**Records to use:**
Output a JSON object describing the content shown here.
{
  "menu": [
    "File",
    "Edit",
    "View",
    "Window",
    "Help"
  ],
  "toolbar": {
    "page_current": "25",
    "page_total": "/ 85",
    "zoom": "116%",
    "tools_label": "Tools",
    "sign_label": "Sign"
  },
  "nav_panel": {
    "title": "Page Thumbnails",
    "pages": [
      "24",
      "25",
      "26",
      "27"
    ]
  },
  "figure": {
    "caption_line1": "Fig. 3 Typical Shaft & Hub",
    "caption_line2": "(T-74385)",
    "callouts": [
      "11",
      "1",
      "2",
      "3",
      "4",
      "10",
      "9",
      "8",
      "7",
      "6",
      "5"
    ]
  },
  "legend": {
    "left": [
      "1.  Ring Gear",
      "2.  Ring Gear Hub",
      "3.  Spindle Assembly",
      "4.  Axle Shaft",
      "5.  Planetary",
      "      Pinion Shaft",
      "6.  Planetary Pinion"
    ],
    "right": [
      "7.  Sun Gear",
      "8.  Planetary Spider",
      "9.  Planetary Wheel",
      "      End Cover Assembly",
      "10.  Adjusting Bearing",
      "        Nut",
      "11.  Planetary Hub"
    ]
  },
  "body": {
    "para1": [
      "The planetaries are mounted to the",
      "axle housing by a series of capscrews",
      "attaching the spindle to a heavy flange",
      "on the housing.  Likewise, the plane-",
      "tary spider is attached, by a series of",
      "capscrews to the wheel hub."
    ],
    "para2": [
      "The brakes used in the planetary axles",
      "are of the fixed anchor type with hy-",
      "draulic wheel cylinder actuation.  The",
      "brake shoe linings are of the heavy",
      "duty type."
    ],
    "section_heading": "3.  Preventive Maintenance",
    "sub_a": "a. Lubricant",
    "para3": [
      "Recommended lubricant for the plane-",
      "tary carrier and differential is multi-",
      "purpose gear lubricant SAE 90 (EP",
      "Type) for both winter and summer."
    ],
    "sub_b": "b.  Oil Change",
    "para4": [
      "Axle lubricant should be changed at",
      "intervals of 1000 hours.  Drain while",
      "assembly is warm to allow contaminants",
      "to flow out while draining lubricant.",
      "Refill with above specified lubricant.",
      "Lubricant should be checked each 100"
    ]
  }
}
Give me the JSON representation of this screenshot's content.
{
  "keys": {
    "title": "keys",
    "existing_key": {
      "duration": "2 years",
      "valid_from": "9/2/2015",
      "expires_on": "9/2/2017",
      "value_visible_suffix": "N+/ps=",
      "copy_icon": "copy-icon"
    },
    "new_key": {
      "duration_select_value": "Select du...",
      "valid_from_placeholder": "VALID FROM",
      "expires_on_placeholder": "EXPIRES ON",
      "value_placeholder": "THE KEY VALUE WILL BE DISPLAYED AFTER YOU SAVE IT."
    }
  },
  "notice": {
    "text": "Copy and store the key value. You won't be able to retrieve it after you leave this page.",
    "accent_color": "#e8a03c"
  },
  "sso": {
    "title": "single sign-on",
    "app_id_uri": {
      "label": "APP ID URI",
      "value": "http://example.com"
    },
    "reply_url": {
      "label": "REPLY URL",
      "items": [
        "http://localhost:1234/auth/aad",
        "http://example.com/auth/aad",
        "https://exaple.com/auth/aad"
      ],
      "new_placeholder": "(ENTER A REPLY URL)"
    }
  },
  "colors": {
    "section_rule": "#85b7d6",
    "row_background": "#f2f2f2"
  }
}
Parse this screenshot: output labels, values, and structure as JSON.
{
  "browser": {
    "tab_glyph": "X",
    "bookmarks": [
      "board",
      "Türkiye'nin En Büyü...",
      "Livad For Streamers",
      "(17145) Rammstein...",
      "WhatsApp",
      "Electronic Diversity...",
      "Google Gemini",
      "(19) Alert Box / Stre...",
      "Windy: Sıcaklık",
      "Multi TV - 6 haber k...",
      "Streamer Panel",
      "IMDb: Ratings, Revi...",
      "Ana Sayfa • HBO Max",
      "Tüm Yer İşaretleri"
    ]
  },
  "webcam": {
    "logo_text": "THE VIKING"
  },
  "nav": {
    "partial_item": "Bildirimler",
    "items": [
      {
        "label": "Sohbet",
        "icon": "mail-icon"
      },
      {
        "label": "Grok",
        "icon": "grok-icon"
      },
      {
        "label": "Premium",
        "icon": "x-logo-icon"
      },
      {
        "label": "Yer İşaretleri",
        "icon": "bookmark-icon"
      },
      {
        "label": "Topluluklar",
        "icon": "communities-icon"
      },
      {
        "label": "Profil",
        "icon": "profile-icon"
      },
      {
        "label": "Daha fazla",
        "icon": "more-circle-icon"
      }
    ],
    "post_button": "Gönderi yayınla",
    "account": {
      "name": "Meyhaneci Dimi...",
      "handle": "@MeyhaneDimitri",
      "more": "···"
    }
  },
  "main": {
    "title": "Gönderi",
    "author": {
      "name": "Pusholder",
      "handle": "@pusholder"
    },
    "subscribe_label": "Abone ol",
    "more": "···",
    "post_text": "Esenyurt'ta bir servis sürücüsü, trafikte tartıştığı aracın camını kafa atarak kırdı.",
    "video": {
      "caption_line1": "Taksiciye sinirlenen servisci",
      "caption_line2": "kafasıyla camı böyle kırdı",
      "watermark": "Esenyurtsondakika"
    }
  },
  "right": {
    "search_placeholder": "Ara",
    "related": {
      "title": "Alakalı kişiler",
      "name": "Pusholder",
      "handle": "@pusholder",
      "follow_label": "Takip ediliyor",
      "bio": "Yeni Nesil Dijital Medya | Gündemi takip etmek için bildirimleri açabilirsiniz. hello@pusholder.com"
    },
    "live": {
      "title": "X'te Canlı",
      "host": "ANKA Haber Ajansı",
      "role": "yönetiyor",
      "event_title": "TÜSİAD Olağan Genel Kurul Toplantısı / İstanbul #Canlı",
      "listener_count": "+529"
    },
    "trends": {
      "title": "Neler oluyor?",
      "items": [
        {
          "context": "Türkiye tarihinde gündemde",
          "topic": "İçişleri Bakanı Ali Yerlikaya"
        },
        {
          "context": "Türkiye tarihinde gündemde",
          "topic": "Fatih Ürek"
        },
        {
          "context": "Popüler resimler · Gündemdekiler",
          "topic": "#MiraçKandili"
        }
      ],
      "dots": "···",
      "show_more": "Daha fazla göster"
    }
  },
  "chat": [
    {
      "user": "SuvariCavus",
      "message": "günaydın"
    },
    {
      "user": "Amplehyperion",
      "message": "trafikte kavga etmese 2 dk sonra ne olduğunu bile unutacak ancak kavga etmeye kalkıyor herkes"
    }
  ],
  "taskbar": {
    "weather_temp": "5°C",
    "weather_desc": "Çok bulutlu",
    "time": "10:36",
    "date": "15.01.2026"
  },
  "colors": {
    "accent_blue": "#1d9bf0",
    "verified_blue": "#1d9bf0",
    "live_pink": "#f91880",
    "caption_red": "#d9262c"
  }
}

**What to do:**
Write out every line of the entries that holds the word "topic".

**Exercise result:**
          "topic": "İçişleri Bakanı Ali Yerlikaya"
          "topic": "Fatih Ürek"
          "topic": "#MiraçKandili"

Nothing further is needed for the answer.